Program: 20th Century American Literature
“The apparition of these faces in the crowds: /Petals on a wet, black bough.” My first reaction on reading Ezra Pound’s 1916 poem In a Station of the Metro was that of outrage. Is it a poem by any definition? If it is a poem, how is it to be interpreted and understood? And finally, what are the implications that this poem has produced for the twentieth- century American literature?
My initial bewilderment subsided as I realized that there must a raison d’etre behind this apparently bizarre literary phenomenon. What I should do is to put this poem into the context of the American literary evolution and literary history. At least, the poem raises an important challenge. It requires me to understand some of the crucial changes that must be happening around the turn of the last century.
My subsequent studies indicate that this poem represents part of the larger literary movement known as Imagism, which included such theorists and practitioners as T. E. Hume, Hilda Doolittle, Amy Lowell, Ezra Pound, etc. The movement was a direct reaction to the late Victorian poetry, which had become extremely artificial, emptily “rhetorical” and “ornamental”. To address such problems, it was necessary to loosen the metrical pattern and bring it back closer to the rhythms of ordinary speech. Consequently, the “imagist” movement had a great deal to do with promoting experiments with free verse, advocating among many creeds the need “to allow absolute freedom in the choice of subject” and “to produce poetry that is hard and clear, never blurred nor indefinite.” When Archibald MacLeish said in his Ars Poetica (1926) that “A poem should not mean / But be”, he had similar concerns in his mind. Imagism, minor as it is as a literary movement, triggered important changes in literary criticism, introducing the notion of internal studies as embodied by New Criticism to substitute the conventional critical practices.
The foregoing incident is but one instance that happened in my study of literature. For a Chinese student like me, it has at least two important implications. First, a literary work must not be treated in isolation. It interacts with what is written before it and after it and this historical perspective is one way in which we may add to our interpretation. Second, it is important to be acquainted with relevant literary theories when interpreting a given literary work.
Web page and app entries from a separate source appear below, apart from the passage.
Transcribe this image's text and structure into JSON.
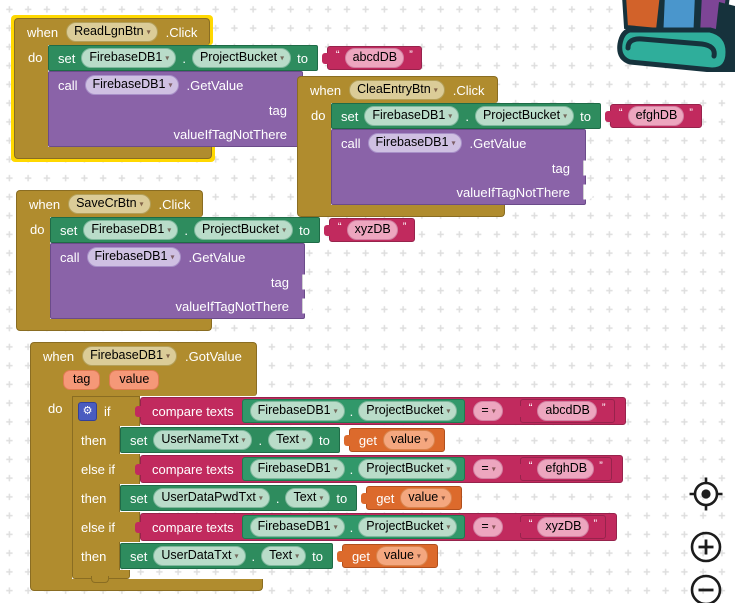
{
  "labels": {
    "when": "when",
    "do": "do",
    "set": "set",
    "call": "call",
    "to": "to",
    "dot": ".",
    "if": "if",
    "then": "then",
    "else_if": "else if",
    "get": "get",
    "compare": "compare texts",
    "click": ".Click",
    "getvalue": ".GetValue",
    "gotvalue": ".GotValue"
  },
  "icons": {
    "caret": "▾",
    "gear": "⚙",
    "quote_open": "“",
    "quote_close": "”",
    "backpack": "backpack",
    "center_target": "⌖",
    "zoom_in": "+",
    "zoom_out": "−"
  },
  "palette": {
    "gold": "#b08c2e",
    "selected_halo": "#ffd800",
    "setter_green": "#2e8c5e",
    "getter_green": "#31986a",
    "method_purple": "#8a63a8",
    "text_magenta": "#c12a5e",
    "variable_orange": "#dc6a2c",
    "param_chip": "#f59878",
    "gear_blue": "#4a5cc0",
    "backpack_teal": "#2fae9b",
    "dot_grid": "#dedede"
  },
  "blocks": {
    "read_lgn": {
      "button": "ReadLgnBtn",
      "db": "FirebaseDB1",
      "property": "ProjectBucket",
      "value": "abcdDB",
      "params": [
        "tag",
        "valueIfTagNotThere"
      ]
    },
    "clea_entry": {
      "button": "CleaEntryBtn",
      "db": "FirebaseDB1",
      "property": "ProjectBucket",
      "value": "efghDB",
      "params": [
        "tag",
        "valueIfTagNotThere"
      ]
    },
    "save_cr": {
      "button": "SaveCrBtn",
      "db": "FirebaseDB1",
      "property": "ProjectBucket",
      "value": "xyzDB",
      "params": [
        "tag",
        "valueIfTagNotThere"
      ]
    },
    "got_value": {
      "db": "FirebaseDB1",
      "params": [
        "tag",
        "value"
      ],
      "branches": [
        {
          "db": "FirebaseDB1",
          "property": "ProjectBucket",
          "op": "=",
          "value": "abcdDB",
          "target": "UserNameTxt",
          "target_prop": "Text",
          "var": "value"
        },
        {
          "db": "FirebaseDB1",
          "property": "ProjectBucket",
          "op": "=",
          "value": "efghDB",
          "target": "UserDataPwdTxt",
          "target_prop": "Text",
          "var": "value"
        },
        {
          "db": "FirebaseDB1",
          "property": "ProjectBucket",
          "op": "=",
          "value": "xyzDB",
          "target": "UserDataTxt",
          "target_prop": "Text",
          "var": "value"
        }
      ]
    }
  }
}
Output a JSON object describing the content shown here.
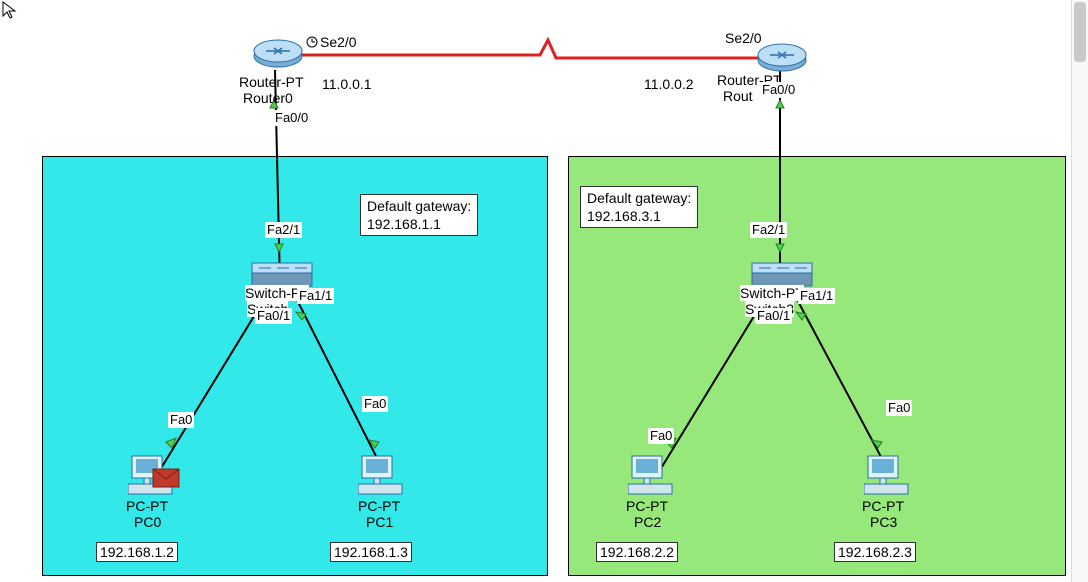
{
  "cursor": "default-cursor",
  "zones": {
    "left": {
      "color": "#33e8e8"
    },
    "right": {
      "color": "#97e87a"
    }
  },
  "serial_link_color": "#e02020",
  "routers": {
    "r0": {
      "type": "Router-PT",
      "name": "Router0",
      "serial_port": "Se2/0",
      "serial_ip": "11.0.0.1",
      "lan_port": "Fa0/0"
    },
    "r1": {
      "type": "Router-PT",
      "name": "Router1",
      "name_shown": "Rout",
      "serial_port": "Se2/0",
      "serial_ip": "11.0.0.2",
      "lan_port": "Fa0/0"
    }
  },
  "switches": {
    "s0": {
      "type": "Switch-PT",
      "name": "Switch0",
      "name_shown": "Switch",
      "uplink_port": "Fa2/1",
      "port_a": "Fa0/1",
      "port_b": "Fa1/1"
    },
    "s1": {
      "type": "Switch-PT",
      "name": "Switch3",
      "uplink_port": "Fa2/1",
      "port_a": "Fa0/1",
      "port_b": "Fa1/1"
    }
  },
  "pcs": {
    "pc0": {
      "type": "PC-PT",
      "name": "PC0",
      "port": "Fa0",
      "ip": "192.168.1.2"
    },
    "pc1": {
      "type": "PC-PT",
      "name": "PC1",
      "port": "Fa0",
      "ip": "192.168.1.3"
    },
    "pc2": {
      "type": "PC-PT",
      "name": "PC2",
      "port": "Fa0",
      "ip": "192.168.2.2"
    },
    "pc3": {
      "type": "PC-PT",
      "name": "PC3",
      "port": "Fa0",
      "ip": "192.168.2.3"
    }
  },
  "gateways": {
    "left": {
      "line1": "Default gateway:",
      "line2": "192.168.1.1"
    },
    "right": {
      "line1": "Default gateway:",
      "line2": "192.168.3.1"
    }
  },
  "pdu": {
    "at": "PC0",
    "icon": "envelope"
  }
}
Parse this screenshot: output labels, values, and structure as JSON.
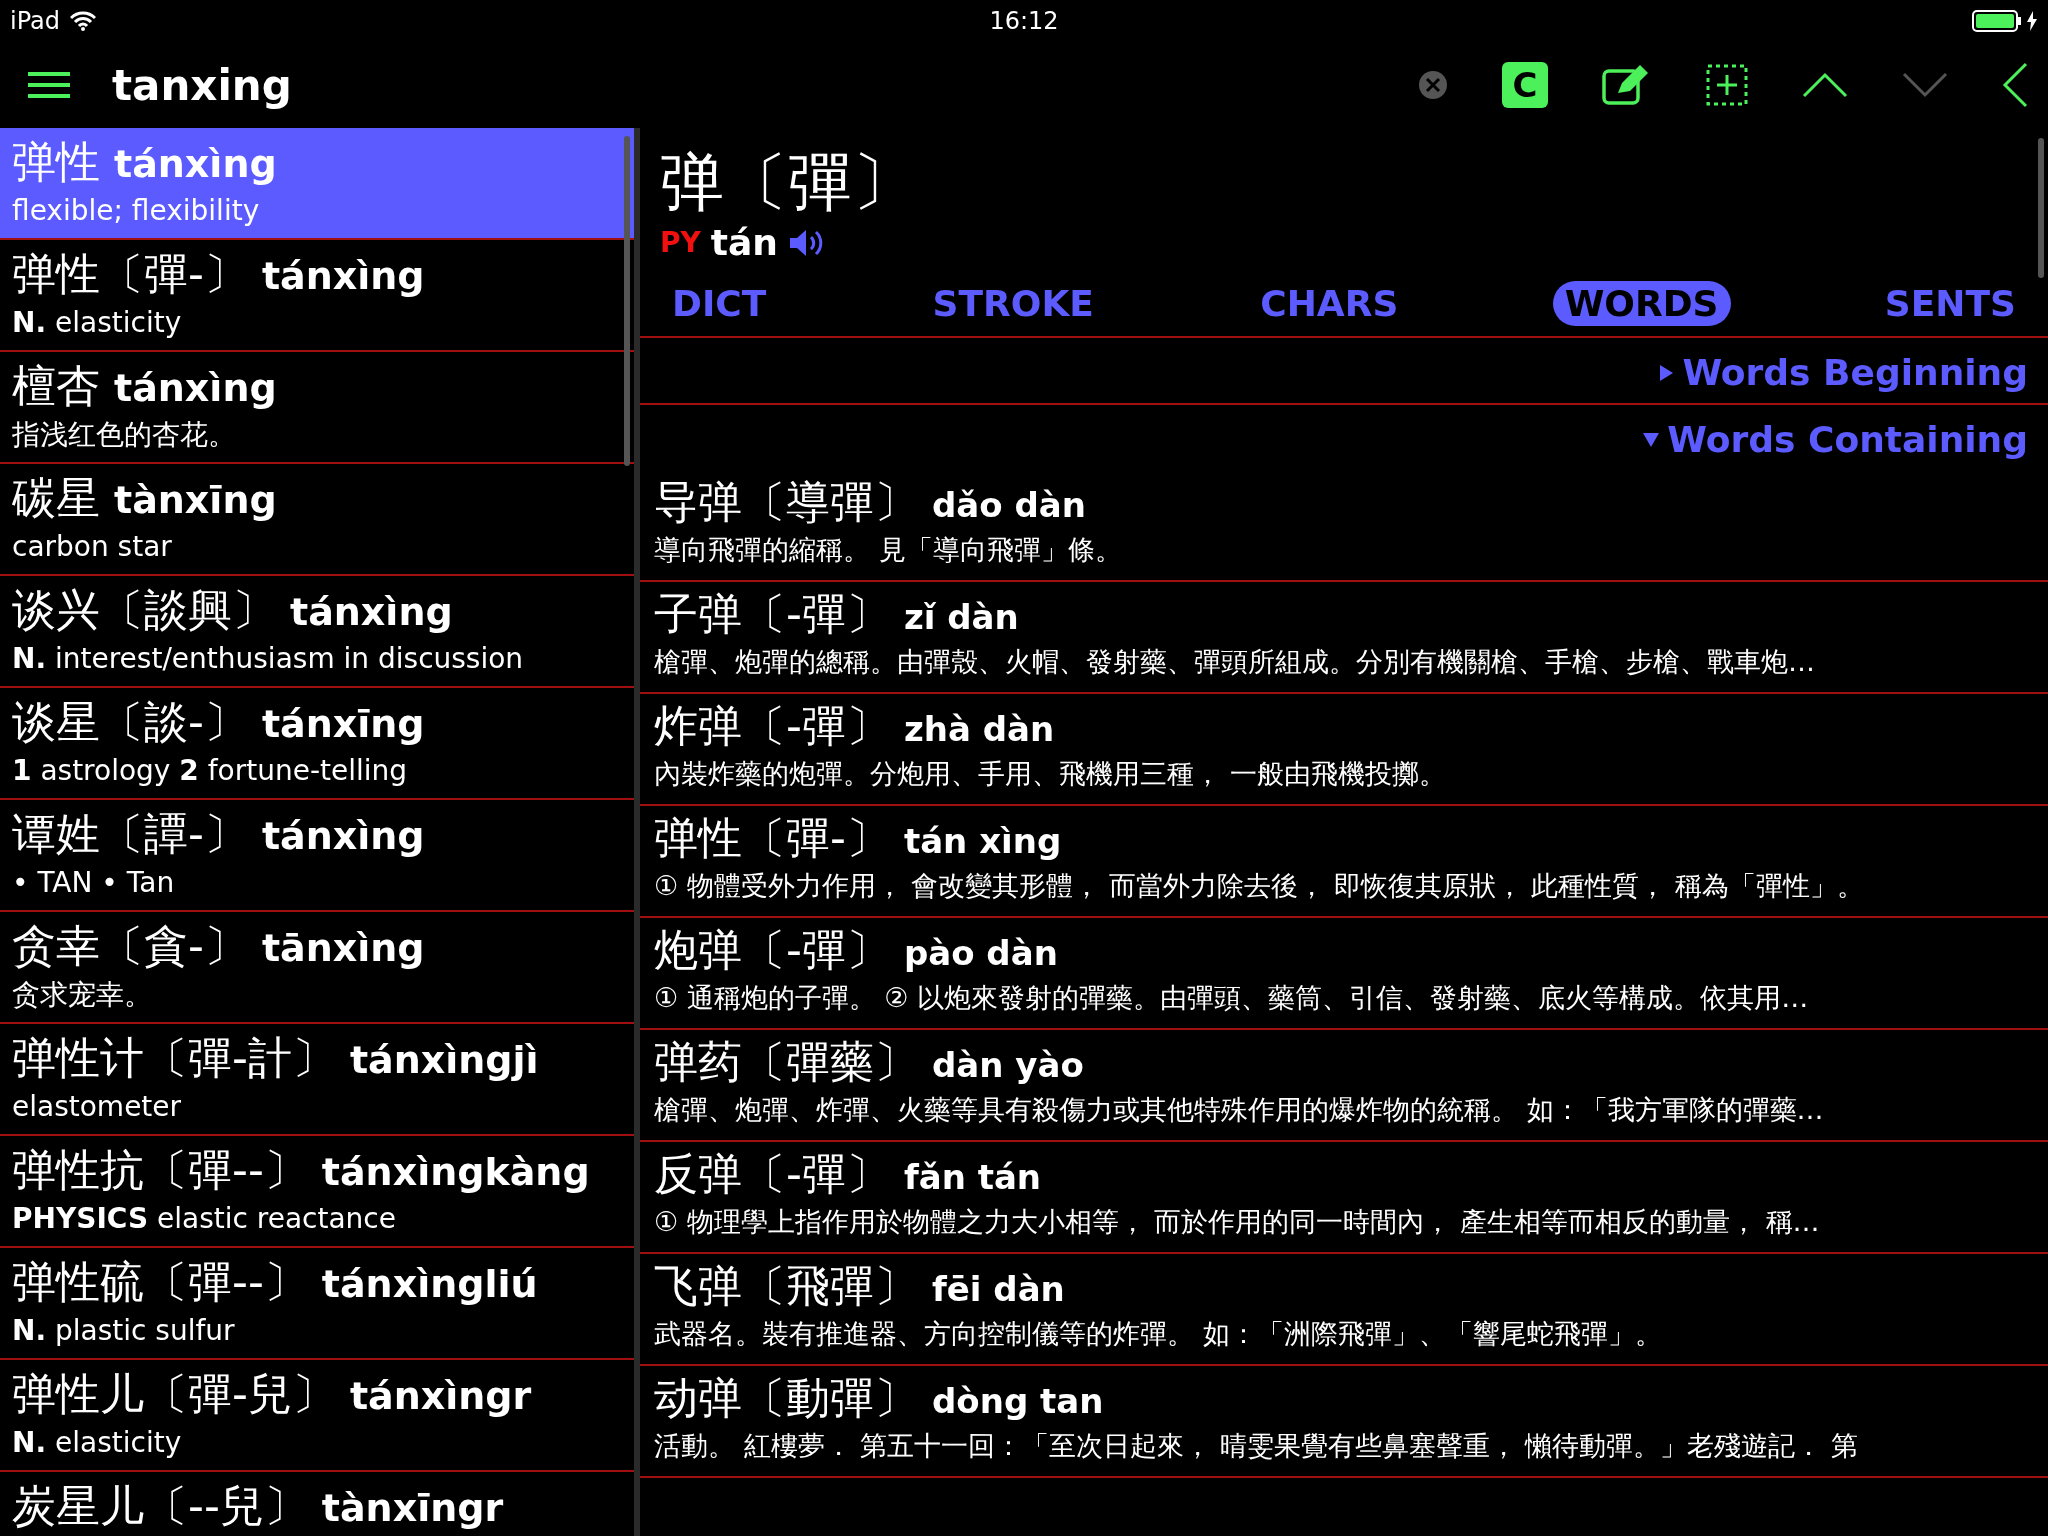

A student majoring in English (& International Trade) at the English Department of XX University, I grew increasingly interested in literature during the second half of my undergraduate program. Of course, I was trained to be a student of English language in the first place and as such I received the standard academic training typical of a student of English major. For the first two years, I primarily had intensive trainings in basic English language skills by attending courses in advanced listening, writing, reading and oral communication. My distinguished academic performance is demonstrated by the four consecutive first-class and second-class scholarships I won from 1999 to 2003. In 2001, I was awarded the second prize in the campus-wide English composition contest and in 2002 the first prize in the translation contest. Another indicator of my scholastic achievements is the honor of Outstanding Graduate of XX Province that I received by the time I completed my undergraduate program.
I started reading English novels as soon as I began my undergraduate program. But I primarily used it as a way to increase my vocabulary and to improve my reading comprehension. Since the second year in my undergraduate program, our curriculum included five major courses related to Anglo-American literature and culture: Selected Readings in English Literature, Selected Readings in American Literature, Introduction to European Culture, The History of English and American Literature, Selected Readings in English & American Fictions. Those courses provided me with a cultural and historical framework with which to understand Anglo-American literature and to know their interrelationships. I grew familiar with major authors and works in British and American literature and gained tentative knowledge of western critical approaches. Books like Literary Theory—An Introduction by Terry Eagleton and 20th Literary Criticism edited by David Lodge proved somewhat esoteric to me, but they allowed me to realize that there are important critical approaches very different from those in Chinese literature and different from conventional ones in western literature itself.